“Having been fascinated by the Ragged Ranges ever having since seen Richard Green’s photos, I have made several trips to the area over the last 5 or so years, approaching it by road, on foot and by helicopter. About 80 km south of Kununurra, WA, in the eastern Kimberly, the range is not easily accessed, and there is precious little water. The photos in this exhibition are the results of a trip made in winter 2019, exploring whether drone photography could provide teh aerial perspectives I was seeking” Ivor Barnard
FIXED IN TIME Returns to The Corner Gallery
Showcasing various analogue, monochrome, photographic printing techniques using various image capture and printing techniques they have been mastered over long careers.
The exhibition is a joint undertaking by four accomplished Australian photographers, each making images using different techniques:
AUSTRALIA DAY LIVE 2020
Sydney Opera House Forecourt and Circular Quay
Photographs Thérèse O’Leary & Luisa Fernanda Marmolejo Mendoza
Aussie music icons Vanessa Amorosi, John Williamson, The Original Seekers, Eurovision star Isaiah Firebrace, along with rockers Eskimo Joe, singing star Christine Anu, 2019 The Voice winner Diana Rouvas, opera supremo Daniel Belle, talented Indigenous vocal group KARI and world-renowned didgeridoo player William Barton will move the crowd with their epic ballads, including patriotic and unifying songs such as ‘I Am Australian’. Artists will be accompanied by the Sydney Symphony Orchestra.

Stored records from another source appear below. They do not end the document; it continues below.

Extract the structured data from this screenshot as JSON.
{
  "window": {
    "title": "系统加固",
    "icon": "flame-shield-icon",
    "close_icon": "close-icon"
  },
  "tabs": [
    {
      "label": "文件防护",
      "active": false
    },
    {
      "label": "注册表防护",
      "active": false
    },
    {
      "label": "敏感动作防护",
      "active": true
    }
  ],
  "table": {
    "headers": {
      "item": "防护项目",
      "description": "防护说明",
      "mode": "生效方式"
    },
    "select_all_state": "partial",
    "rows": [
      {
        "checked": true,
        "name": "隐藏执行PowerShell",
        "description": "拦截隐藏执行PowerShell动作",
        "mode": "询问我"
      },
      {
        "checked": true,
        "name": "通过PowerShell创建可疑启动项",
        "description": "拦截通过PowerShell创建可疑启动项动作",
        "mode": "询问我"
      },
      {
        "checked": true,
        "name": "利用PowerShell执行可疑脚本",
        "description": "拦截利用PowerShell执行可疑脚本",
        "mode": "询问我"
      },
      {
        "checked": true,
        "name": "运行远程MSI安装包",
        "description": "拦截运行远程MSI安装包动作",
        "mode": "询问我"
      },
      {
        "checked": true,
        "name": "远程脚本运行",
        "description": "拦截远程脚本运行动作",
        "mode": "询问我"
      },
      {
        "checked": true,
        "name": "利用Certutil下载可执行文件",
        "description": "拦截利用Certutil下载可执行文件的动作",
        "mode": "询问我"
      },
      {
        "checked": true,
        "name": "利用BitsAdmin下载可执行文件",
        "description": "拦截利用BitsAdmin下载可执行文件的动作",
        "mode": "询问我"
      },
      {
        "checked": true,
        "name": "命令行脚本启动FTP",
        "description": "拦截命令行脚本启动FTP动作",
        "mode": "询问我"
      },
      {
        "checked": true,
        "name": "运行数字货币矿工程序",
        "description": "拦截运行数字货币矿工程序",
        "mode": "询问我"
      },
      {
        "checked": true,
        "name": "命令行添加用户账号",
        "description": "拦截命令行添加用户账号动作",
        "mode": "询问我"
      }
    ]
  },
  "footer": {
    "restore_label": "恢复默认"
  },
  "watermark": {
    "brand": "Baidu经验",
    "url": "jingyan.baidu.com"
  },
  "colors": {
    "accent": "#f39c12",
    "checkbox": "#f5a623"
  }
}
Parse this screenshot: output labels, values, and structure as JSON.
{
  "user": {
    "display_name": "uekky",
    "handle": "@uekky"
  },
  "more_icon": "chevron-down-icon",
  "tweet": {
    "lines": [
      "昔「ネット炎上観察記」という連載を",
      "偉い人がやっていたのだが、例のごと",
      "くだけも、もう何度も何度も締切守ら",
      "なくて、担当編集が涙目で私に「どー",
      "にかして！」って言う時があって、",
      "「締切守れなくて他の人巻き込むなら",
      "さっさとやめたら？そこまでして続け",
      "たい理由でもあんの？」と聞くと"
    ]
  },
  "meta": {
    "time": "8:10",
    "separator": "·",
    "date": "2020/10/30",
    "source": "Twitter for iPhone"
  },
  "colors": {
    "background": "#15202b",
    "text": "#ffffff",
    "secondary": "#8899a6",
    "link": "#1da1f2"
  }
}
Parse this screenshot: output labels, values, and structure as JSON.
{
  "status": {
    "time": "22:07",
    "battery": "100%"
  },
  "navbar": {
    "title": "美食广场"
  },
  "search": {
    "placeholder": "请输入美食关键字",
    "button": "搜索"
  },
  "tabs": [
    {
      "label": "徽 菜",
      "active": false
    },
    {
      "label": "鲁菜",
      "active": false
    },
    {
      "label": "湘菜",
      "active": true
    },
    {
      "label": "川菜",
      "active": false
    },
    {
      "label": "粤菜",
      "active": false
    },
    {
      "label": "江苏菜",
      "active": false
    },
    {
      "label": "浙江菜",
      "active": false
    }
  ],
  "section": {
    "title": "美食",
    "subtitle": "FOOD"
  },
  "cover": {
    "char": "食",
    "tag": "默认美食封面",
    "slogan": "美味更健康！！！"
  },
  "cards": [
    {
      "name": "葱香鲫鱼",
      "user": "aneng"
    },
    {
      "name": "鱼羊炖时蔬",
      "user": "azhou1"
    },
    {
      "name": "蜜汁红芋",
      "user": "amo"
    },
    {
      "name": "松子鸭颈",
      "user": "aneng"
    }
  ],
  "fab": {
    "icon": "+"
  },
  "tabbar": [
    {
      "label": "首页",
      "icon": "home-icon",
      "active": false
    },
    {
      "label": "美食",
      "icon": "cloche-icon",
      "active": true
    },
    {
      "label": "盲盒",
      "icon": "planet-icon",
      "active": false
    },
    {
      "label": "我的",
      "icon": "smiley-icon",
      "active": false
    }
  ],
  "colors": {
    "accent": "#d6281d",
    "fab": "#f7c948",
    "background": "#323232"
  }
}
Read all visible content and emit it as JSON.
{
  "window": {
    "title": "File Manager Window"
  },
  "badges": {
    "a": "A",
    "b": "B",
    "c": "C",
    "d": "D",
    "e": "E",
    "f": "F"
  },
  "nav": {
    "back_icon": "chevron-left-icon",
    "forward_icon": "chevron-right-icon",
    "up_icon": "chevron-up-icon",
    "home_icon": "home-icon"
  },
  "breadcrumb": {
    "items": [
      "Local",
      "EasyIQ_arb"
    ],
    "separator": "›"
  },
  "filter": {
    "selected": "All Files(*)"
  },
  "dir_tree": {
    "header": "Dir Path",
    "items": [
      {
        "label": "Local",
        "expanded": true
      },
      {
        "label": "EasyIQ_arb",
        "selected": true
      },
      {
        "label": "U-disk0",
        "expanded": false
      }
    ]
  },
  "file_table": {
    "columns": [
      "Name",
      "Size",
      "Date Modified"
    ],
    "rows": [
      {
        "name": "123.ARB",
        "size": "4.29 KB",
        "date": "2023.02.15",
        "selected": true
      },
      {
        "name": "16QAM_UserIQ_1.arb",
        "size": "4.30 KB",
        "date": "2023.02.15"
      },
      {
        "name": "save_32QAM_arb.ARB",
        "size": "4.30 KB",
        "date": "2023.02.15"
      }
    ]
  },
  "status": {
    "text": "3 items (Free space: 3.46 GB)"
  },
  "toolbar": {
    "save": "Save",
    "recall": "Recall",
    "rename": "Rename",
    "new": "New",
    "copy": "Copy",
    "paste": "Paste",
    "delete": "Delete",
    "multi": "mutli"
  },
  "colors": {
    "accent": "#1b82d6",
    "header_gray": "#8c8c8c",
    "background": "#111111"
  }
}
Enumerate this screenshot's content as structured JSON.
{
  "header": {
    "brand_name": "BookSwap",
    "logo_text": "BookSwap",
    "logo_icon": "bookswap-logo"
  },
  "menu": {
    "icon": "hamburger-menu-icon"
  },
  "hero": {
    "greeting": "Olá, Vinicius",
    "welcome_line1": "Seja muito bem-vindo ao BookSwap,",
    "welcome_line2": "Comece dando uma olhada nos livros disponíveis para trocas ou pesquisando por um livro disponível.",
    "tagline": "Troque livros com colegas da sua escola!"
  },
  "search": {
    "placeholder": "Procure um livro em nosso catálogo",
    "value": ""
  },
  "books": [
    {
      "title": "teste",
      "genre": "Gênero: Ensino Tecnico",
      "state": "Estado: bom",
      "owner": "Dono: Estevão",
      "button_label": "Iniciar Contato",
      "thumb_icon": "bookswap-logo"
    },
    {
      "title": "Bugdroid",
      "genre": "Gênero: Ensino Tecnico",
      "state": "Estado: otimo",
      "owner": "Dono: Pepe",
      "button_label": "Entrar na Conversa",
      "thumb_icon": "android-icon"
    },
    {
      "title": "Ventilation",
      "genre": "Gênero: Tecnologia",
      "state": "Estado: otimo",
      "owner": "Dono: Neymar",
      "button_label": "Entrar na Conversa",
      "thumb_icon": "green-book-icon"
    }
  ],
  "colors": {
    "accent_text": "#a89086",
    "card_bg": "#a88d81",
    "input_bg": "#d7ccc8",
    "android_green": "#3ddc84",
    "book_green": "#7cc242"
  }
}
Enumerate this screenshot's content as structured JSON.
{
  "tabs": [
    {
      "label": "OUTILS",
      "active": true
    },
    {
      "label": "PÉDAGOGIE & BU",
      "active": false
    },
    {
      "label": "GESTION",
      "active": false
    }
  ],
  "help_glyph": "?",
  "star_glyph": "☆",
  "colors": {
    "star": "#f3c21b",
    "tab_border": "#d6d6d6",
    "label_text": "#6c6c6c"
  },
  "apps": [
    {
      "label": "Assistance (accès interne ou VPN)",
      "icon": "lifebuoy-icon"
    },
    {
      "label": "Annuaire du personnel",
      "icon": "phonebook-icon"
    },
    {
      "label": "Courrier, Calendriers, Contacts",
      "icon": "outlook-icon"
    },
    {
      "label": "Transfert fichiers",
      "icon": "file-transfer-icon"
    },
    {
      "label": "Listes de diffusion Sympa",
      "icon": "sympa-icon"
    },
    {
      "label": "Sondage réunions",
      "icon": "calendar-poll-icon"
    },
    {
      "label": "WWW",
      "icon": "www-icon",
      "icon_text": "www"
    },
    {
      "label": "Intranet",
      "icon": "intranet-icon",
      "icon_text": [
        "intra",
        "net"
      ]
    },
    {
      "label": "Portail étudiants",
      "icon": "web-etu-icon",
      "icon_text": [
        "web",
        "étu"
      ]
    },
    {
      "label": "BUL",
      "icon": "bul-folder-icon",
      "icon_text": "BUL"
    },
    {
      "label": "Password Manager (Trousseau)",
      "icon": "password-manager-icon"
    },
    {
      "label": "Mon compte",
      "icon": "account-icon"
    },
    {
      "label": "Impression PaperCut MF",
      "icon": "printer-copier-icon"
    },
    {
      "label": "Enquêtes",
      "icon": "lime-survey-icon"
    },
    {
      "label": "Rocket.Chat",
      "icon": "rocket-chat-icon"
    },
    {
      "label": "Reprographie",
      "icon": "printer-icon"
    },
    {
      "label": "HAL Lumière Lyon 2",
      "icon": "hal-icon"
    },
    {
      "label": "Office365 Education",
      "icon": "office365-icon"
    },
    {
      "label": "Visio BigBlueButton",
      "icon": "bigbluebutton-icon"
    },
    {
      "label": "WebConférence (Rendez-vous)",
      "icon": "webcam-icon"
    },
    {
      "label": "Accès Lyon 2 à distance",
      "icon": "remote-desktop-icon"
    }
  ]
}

Wander through the otherworldly interior of the Dodecalis Luminarium bathed in the radiant colours of daylight shining through its translucent fabric. Architects of Air create enormous air-filled domes and mazes inspired by natural forms, geometric solids, and Islamic and Gothic architecture. Designers Alan and Meko Parkinson’s creation expands on the geometry of a dodecahedron, with three jaw-dropping Dodecadomes joined by a web of tunnels, awash in intense, neon-bright natural light.